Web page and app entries
────────

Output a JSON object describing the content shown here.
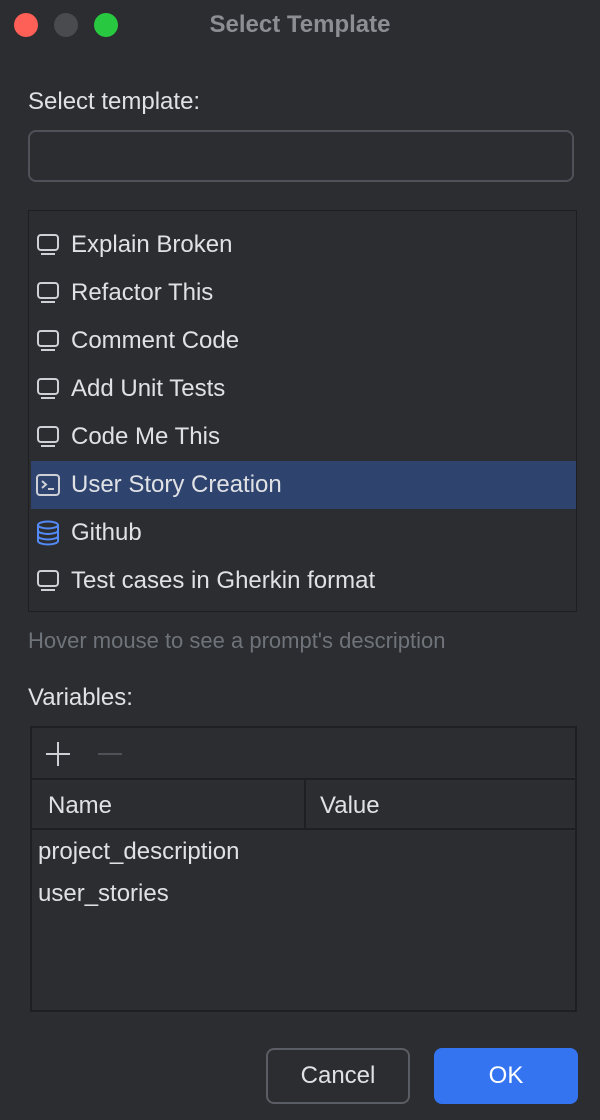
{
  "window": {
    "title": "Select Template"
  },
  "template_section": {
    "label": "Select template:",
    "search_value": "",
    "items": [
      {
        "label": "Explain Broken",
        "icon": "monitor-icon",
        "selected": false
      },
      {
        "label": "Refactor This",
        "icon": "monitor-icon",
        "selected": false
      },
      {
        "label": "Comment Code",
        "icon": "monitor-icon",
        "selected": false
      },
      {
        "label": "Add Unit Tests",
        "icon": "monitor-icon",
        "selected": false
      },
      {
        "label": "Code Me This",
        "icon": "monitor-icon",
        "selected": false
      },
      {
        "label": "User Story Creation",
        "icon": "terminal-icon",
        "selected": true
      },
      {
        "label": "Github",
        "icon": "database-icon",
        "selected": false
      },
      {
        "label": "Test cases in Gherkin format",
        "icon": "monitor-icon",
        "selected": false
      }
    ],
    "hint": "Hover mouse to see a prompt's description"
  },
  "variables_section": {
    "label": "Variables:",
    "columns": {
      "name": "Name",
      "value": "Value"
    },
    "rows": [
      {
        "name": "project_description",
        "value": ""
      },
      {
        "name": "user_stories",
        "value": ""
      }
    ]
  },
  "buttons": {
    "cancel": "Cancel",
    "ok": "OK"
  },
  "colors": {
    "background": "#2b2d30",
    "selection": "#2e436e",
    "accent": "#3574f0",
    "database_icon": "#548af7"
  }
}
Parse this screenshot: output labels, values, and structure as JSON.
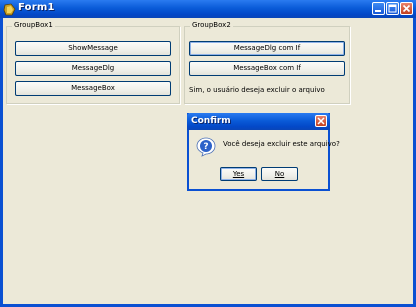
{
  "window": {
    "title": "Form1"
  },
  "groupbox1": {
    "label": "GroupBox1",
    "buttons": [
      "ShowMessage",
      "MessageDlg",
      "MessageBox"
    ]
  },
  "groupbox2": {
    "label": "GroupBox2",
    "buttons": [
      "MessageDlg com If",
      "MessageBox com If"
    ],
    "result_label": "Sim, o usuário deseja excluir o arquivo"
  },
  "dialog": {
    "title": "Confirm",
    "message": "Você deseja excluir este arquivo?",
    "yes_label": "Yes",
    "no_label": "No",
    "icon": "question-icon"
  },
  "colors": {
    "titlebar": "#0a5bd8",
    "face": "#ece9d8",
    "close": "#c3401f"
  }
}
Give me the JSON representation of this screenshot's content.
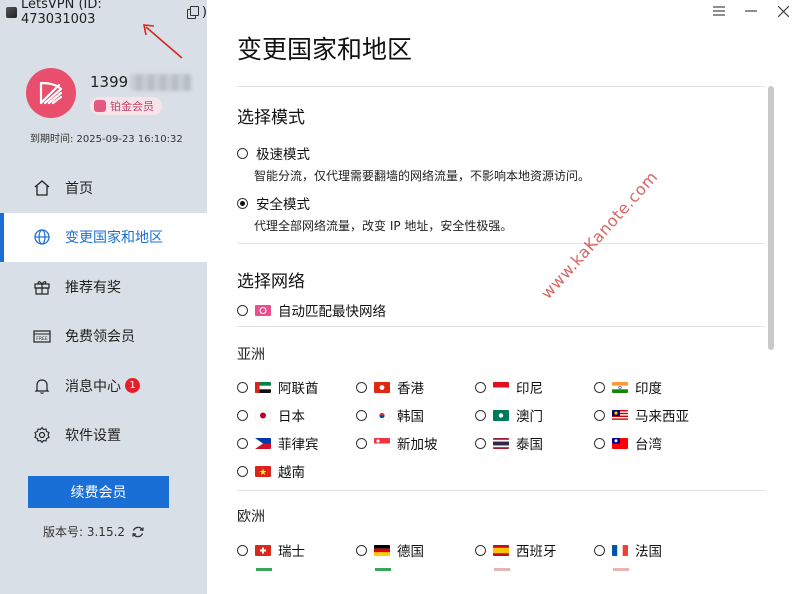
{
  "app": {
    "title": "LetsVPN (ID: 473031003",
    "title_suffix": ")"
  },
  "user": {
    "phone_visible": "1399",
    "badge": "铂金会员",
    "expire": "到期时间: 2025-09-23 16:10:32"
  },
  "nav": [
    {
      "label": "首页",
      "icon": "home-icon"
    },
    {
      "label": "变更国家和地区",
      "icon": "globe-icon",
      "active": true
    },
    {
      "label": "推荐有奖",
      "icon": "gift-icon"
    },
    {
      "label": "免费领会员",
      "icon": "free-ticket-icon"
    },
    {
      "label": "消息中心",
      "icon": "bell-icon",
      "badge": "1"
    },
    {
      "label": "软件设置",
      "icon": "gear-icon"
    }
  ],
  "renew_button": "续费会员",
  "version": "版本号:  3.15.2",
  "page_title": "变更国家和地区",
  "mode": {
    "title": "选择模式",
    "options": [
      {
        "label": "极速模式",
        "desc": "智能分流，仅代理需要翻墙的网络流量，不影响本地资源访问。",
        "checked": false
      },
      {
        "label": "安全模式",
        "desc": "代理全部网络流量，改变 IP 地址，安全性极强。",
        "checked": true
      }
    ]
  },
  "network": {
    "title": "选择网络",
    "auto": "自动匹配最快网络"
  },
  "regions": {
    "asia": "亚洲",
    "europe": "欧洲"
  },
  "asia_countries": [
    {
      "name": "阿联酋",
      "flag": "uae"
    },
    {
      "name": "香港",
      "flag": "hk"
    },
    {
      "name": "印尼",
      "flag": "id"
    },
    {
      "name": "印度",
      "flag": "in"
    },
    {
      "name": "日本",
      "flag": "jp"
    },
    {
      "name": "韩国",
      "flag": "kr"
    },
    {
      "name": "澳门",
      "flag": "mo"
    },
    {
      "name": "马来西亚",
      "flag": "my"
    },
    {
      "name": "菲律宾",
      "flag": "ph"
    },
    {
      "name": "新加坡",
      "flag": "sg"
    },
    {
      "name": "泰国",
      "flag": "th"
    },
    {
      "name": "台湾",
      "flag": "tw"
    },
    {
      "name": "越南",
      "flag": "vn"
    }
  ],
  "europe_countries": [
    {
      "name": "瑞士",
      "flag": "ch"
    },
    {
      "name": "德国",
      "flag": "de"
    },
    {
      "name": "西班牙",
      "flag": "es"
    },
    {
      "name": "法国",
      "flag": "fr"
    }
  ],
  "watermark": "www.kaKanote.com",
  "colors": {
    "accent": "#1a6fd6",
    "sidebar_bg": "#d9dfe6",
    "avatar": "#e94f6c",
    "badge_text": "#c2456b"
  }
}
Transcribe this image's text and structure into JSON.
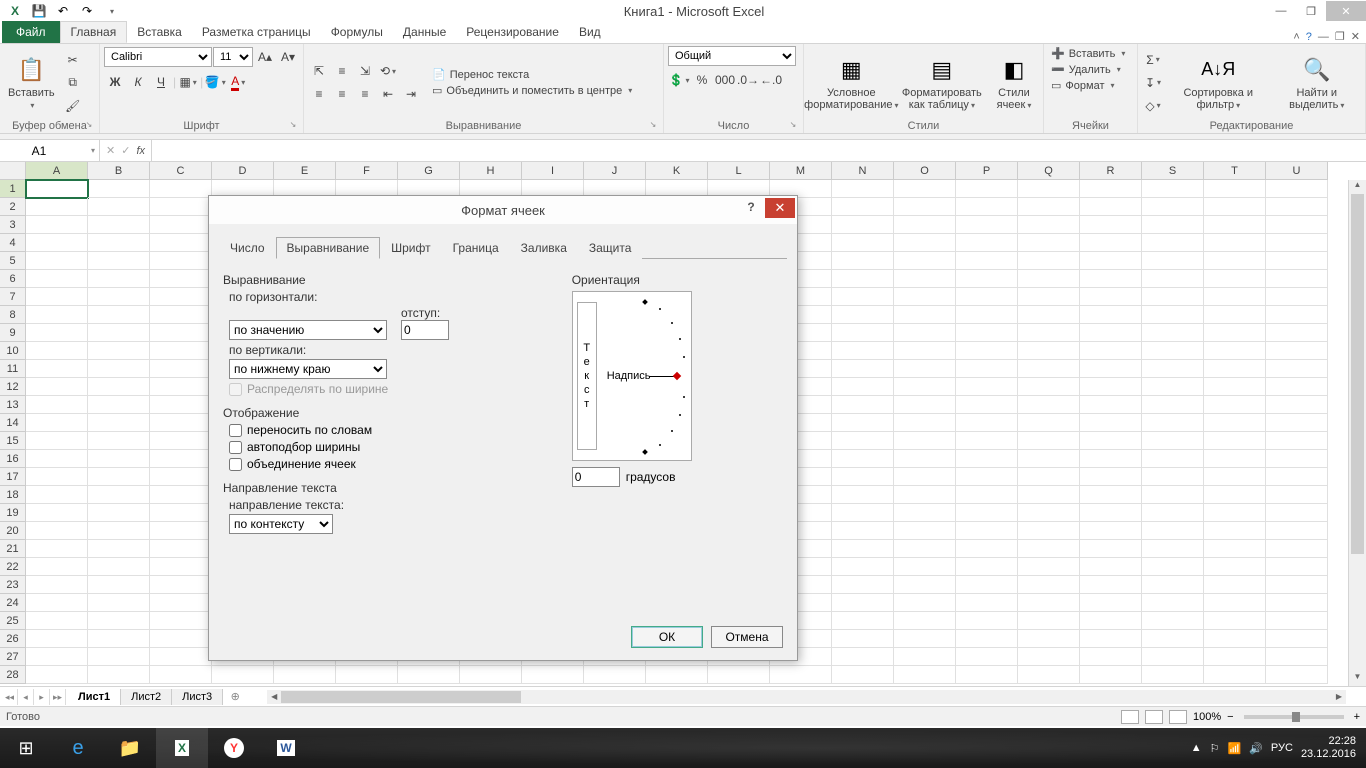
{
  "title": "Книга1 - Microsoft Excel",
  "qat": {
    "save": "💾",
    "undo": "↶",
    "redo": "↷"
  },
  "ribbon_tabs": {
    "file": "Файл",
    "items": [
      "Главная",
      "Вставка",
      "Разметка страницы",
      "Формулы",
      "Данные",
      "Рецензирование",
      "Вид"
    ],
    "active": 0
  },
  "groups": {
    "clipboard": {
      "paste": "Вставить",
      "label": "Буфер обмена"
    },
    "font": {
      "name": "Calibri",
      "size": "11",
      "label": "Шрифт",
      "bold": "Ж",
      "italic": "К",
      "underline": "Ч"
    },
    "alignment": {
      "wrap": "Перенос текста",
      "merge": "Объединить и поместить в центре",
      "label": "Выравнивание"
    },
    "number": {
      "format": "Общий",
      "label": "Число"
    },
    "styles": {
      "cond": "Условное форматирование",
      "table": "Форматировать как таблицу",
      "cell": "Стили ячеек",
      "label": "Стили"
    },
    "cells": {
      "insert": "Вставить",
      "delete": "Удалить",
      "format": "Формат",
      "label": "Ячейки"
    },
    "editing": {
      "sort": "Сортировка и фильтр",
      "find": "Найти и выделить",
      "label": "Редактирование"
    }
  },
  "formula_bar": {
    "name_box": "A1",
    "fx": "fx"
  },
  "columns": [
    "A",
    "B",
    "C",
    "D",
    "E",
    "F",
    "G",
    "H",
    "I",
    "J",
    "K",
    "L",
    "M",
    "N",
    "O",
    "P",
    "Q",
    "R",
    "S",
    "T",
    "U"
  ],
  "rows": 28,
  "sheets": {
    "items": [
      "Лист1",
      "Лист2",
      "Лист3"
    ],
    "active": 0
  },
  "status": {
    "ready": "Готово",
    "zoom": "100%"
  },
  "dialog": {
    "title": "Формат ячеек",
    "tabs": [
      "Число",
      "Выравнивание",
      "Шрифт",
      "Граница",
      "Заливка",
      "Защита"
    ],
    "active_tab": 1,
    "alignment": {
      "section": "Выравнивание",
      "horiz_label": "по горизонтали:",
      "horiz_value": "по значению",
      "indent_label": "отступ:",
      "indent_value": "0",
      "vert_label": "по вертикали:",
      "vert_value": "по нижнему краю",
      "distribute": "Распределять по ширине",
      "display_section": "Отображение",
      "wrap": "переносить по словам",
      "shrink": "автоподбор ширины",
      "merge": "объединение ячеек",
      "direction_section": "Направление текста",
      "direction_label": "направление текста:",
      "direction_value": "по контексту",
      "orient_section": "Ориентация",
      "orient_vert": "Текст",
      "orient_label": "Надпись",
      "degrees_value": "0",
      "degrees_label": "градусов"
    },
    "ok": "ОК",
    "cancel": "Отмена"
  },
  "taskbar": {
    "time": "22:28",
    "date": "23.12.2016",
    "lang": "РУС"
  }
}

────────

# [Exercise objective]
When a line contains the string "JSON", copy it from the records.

# [Output of the task]
Output a JSON object describing the content shown here.
Parse this screenshot: output labels, values, and structure as JSON.
Give me the JSON representation of this screenshot's content.
Transcribe this image's text and structure into JSON.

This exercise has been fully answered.